Casting his spell
Pulitzer Prize-winning novelist Richard Russo will discuss his new book, That Old Cape Magic, as part of the first Boston Book Festival this Saturday.
In That Old Cape Magic, you compare Cape Cod and the Maine coast. What has living in those places meant to you? I’ve never lived in Cape Cod, but started visiting because I was going to set the novel there. The Cape had what I needed, though it could have been any of those magical seaside places that are very expensive and kind of recede before you as you run toward them. I’ve lived in Maine since 1991.
The novel is about a midlife crisis. Have you had one?
Not a terribly serious one. I bought a Miata and think that’s about as hairbrained as I got. Some critics assume the main character Jack Griffin is me, that I must be suffering some kind of meltdown and that my marriage was crumbling.
So we should establish that the novel was not autobiographical.
There is some autobiography in the sense that I’m an only child and my wife, Barbara, is one of 10. So I was able to show what it’s like to visit a large, boisterous family when you’re used to quiet.
Have marriage and family changed in the last 30 years? I don’t think there’s a doubt in my mind. We’re all living longer, but, also, we have to nurse our grievances longer. Families are more likely to just disperse.
Your work is sometimes about loss to individuals and in society. Where is the country headed? Oh, Lord. In the darker days, before the new presidency, there was a sense that America was finished. With Obama, there’s a great sense of possibility. But my fellow Americans are beginning to wear me down. Watching people chip away at Obama, I remain optimistic but less so than I was.

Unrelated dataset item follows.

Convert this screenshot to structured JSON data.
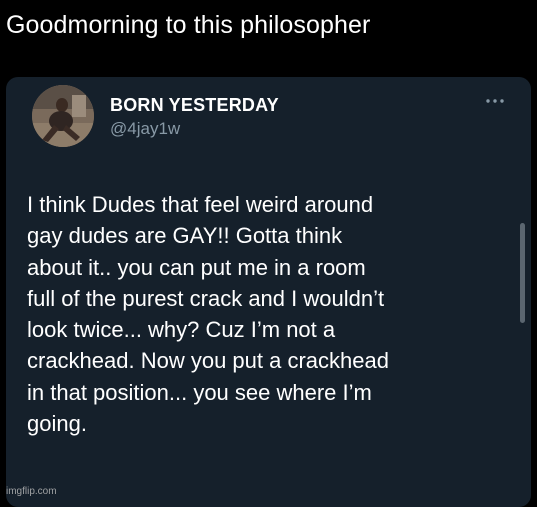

You deal with profound issues in your work, yet manage to infuse the narrative with great humor. It hadn’t occurred to me until the writing of Mohawk and really the editing of it that I was going to be a comic writer. . . . I began to realize I was not going to be able to go, in my novels, from one dark place to another. I was going to have to let loose my profound conviction that the world is a very, very entertaining place when it’s not breaking our hearts.